"Washington is the only insane asylum in the world run by its own inmates” was said by Texas Senator Wilbert Lee “Pappy” O’Daniel in 1942. Needless to say, O’Daniel wasn’t popular in Washington and was an ineffective senator.
Handbook of Texas Online
O’DANIEL, WILBERT LEE (1890-1969). Wilbert Lee (Pappy) O’Daniel, Texas governor and United States senator, was born in Malta, Ohio, on March 11, 1890, one of two children of William Barnes and Alice Ann (Thompson) O’Daniel.
Wikipedia: W. Lee O’Daniel
Wilbert Lee “Pappy” O’Daniel (March 11, 1890 - May 11, 1969) was a radio personality and a Democratic Party politician from Texas.
O’Daniel was born in Malta, Ohio, and as a young child moved to Reno County, Kansas. He worked in the flour milling business and moved to Fort Worth, Texas, in 1925 to work for Burrus Mills. O’Daniel soon took over its radio advertising, wrote songs, and hired a group of musicians. His band was originally called the Light Crust Doughboys. Notable musicians such as Bob Wills got their start with O’Daniel. After the Doughboys split up, O’Daniel formed the Western Swing band Pappy O’Daniel and his Hillbilly Boys. The new group was named after O’Daniel’s Hillbilly Flour Company.

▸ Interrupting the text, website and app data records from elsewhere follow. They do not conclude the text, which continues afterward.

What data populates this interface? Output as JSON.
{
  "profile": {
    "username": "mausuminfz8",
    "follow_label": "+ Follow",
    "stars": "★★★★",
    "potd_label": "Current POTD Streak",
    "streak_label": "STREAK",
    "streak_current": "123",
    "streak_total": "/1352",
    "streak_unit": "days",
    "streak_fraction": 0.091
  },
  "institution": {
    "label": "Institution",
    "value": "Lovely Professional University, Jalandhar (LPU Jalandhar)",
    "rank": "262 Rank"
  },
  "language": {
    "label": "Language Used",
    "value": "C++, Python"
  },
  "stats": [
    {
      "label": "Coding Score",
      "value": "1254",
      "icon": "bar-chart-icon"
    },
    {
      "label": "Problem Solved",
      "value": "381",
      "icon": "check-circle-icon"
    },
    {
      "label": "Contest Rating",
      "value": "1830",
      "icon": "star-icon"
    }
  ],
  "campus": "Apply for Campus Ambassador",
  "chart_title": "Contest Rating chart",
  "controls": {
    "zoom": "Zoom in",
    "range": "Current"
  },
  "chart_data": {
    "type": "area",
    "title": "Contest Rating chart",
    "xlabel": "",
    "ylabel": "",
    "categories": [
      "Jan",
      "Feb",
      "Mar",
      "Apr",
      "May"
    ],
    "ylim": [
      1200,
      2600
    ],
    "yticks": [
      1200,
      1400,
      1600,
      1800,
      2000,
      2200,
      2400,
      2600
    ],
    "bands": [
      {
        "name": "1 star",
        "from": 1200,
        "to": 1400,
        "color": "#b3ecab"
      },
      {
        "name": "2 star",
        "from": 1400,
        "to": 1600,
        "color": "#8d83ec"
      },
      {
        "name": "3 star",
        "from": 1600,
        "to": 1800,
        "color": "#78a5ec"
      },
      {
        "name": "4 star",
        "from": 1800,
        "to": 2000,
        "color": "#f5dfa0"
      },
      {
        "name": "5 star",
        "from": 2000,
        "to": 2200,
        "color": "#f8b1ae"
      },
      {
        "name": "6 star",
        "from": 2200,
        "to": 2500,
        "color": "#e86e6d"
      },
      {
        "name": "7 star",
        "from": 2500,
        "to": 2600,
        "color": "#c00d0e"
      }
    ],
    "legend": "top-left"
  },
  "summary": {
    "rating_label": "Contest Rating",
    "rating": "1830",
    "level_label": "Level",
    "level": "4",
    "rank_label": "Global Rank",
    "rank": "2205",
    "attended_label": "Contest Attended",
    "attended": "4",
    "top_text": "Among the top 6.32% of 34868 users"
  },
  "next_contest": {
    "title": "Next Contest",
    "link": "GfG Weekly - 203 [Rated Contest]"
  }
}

In 1938, he ran for governor of Texas as a Democrat. O’Daniel’s campaign hailed his flour and the need for pensions and tax cuts. He promised to block a sales tax and raise pensions. O’Daniel won the Democratic party primary election easily with 51% of the vote over 12 opponents. In office, he proposed a new sales tax, which was voted down by the Texas Legislature. He handily won re-election in 1940.
In 1941, O’Daniel ran for the United States Senate in a special election. He defeated Lyndon Johnson by 1,306 votes in one of the more controversial elections in state history. His victory made him the only person to ever defeat Johnson for elected office. As a senator, O’Daniel was ineffective, and most of his legislation was defeated. He endorsed the Texas Regulars in the 1944 presidential election. O’Daniel refused to run for another term in 1948, but ran for governor of Texas in 1956 and 1958 and claimed that the Brown v. Board of Education decision was part of a communist conspiracy. He finished third in the Democratic primaries both times.
The film O Brother, Where Art Thou? featured a character named Menelaus “Pappy” O’Daniel, loosely based on the real O’Daniel. The film’s character was played by Charles Durning.
Texas Politics Today
by William Earl Maxwell, Edwin S. Davis, Ernest Crain, and Elizabeth N. Flores
O’Daniel served with a notable lack of distinction in the Senate but was reelected to a full six-year term in 1942. His lack of effectiveness in Washington was possibly related to his habit of making derogatory remarks about other politicians, such as “Washington is the only lunatic asylum in the world run by its own inmates.”
24 June 1942, El Paso (TX) Herald-Post, “O’Daniel Hits New Low In Cheapness,” pg. 4, col. 2:
The cheap and contemptible demagoguery of Senator Wilbert Lee O’Daniel, who has the effrontery after his thoroughly useless year in Washington to ask the people of Texas to send him back there for six years more—has reached a new record low.
O’Daniel, speaking at Houston, said: “You’ll never realize how much it means to live in Texas till you live in a foreign country, like the county seat of America where I have been. The folks up there haven’t even time to say hello, they are in such a hurry to go somewhere and do nothing. Washington is the only insane asylum in the world run by its own inmates.”
1 July 1942, Dallas Morning News, section one, pg. 6:
“In referring to our national capital, Washington, as the only insane asylum run by its own inmates, Senator O’Daniel has again disgraced Texas and given aid to Adolf Hitler,” Moody declared in his Brownsville speech.
19 July 1942, Dallas Morning News, “O’Daniel Broke 15 Pledges, Says Allred,” section one, pg. 3:
He says we will win this war quickly under fine leadership at Washington, but he says Washington is the only insane asylum run by its own inmates.
Texas (Lone Star State Dictionary) • (0) Comments • Wednesday, August 15, 2007 • Permalink